In July, a 1963 Topps Ken McMullen rookie card sold on eBay for over $150,000. It was a beautiful specimen graded by 9 by PSA. For those of you who don’t know who Ken McMullen is, he signed with the LA Dodgers right out of high school and debuted in 1962 as a 20 year old. McMullen wrapped up his career with the Milwaukee Brewers in 1977. His career statline boasted a .248 average with 156 home runs.
So why is his rookie card so expensive? Because he shared it with 3 other guys.
Recognize any of the names?
Throughout the years, player collectors have been burdened with their favorite player’s rookie card being overcrowded with other players. Nolan Ryan
Cal Ripken Jr.
Among many, many others.
I don’t know about you, but if I were a card company, I’d totally brady-bunch the heck out of these cards. This card would have been perfect for it!
Wouldn’t you? It sure would make for a much more interesting card, that’s for sure.

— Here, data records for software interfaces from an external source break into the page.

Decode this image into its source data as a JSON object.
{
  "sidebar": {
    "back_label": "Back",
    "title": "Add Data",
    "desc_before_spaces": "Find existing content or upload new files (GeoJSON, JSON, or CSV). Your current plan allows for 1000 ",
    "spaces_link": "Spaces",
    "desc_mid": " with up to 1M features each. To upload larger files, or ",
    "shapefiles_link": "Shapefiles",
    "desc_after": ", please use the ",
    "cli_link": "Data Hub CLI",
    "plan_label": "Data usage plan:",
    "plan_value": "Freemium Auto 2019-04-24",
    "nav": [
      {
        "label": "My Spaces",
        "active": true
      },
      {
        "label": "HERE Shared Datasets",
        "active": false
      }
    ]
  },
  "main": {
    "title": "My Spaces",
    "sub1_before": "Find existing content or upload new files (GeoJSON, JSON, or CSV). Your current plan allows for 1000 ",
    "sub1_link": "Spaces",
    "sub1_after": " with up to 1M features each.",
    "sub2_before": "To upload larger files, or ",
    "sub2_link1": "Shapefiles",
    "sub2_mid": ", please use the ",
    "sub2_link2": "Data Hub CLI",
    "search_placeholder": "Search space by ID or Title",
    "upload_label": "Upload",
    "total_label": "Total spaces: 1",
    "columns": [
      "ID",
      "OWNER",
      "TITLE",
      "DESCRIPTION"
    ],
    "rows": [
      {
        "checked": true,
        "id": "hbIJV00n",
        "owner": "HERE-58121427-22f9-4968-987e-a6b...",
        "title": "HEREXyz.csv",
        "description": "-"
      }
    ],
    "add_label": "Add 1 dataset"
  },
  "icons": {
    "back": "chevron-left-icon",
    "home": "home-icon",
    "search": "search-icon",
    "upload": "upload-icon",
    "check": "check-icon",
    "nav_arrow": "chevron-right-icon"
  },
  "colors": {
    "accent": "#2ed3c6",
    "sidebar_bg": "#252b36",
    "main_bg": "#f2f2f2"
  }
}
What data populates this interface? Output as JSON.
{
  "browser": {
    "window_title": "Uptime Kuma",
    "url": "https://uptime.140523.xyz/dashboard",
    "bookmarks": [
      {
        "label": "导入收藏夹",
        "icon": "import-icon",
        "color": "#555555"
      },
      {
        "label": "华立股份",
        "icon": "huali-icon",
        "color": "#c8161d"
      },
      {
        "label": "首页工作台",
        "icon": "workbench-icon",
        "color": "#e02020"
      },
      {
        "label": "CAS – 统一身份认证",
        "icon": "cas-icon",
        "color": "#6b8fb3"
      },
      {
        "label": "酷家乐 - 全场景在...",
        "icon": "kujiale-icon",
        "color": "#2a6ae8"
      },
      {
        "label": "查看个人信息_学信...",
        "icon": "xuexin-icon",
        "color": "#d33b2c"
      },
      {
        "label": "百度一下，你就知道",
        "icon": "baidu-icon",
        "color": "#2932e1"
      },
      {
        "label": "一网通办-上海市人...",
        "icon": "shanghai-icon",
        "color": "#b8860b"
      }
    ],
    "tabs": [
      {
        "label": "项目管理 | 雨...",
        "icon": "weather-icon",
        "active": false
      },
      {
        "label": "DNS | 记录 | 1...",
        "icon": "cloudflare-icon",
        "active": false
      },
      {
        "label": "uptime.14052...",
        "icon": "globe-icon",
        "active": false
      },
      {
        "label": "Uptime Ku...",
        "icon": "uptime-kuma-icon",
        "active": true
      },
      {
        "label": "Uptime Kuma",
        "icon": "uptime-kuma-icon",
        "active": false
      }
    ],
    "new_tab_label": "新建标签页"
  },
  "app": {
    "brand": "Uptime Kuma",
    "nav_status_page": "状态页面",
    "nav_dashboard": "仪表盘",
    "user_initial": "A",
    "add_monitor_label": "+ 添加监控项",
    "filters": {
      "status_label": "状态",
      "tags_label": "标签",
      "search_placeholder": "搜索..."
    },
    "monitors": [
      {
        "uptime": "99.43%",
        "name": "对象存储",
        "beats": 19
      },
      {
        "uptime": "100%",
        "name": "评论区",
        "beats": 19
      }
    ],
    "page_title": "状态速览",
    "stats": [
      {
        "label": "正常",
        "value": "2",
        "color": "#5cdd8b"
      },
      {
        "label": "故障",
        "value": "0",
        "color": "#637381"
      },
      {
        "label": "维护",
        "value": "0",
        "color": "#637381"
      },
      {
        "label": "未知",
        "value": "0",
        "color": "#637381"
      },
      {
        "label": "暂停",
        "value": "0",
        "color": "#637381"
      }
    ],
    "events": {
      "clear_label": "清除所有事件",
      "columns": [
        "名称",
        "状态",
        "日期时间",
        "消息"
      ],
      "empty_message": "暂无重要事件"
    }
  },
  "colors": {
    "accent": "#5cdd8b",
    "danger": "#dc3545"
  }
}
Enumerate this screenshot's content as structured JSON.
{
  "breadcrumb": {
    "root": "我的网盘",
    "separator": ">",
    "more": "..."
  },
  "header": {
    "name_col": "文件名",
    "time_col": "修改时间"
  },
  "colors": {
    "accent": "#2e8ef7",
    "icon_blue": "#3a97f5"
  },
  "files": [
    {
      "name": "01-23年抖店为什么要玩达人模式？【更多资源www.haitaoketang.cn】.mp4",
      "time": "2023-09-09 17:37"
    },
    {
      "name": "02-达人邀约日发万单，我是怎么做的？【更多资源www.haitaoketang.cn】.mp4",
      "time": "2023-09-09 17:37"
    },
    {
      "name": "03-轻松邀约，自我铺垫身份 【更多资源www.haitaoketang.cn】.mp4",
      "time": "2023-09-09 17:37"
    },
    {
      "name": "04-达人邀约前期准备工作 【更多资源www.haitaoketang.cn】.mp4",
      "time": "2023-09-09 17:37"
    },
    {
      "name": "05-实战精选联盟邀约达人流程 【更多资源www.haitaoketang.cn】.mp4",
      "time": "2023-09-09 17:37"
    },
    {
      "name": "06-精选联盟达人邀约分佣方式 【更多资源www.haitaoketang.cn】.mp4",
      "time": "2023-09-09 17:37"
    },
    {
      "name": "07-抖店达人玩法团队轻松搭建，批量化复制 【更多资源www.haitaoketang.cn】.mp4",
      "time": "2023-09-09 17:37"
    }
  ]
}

Anywho, I’ve been thinking about how these cards could be made better. Not that I’d hack up any REAL iconic rookie cards or anything 😉 I am talking about reproductions, and make them high-end pieces. Topps has done a number of things, like produce cards that never were, or blatantly just blowing up a small sliver of the star from a multi-rookie card and making it its own.
My thoughts: What about replacing the other non hall of fame players with premium relic pieces? Here are a few ideas:
1963 Topps Pete Rose 3x Patch/Bat/Cleat card:
The 1968 Topps Nolan Ryan Game Used Patch card:
1973 Topps Mike Schmidt 2x Bat/Patch
1982 Topps Cal Ripken Jr. 2x Patch/Glove
Personally, I think collectors would fall in love with these. I know I would. Here are some pics of them staged in one-touches (my personal favorite!)
What vintage multi-player relic card like the above do you think would be awesome?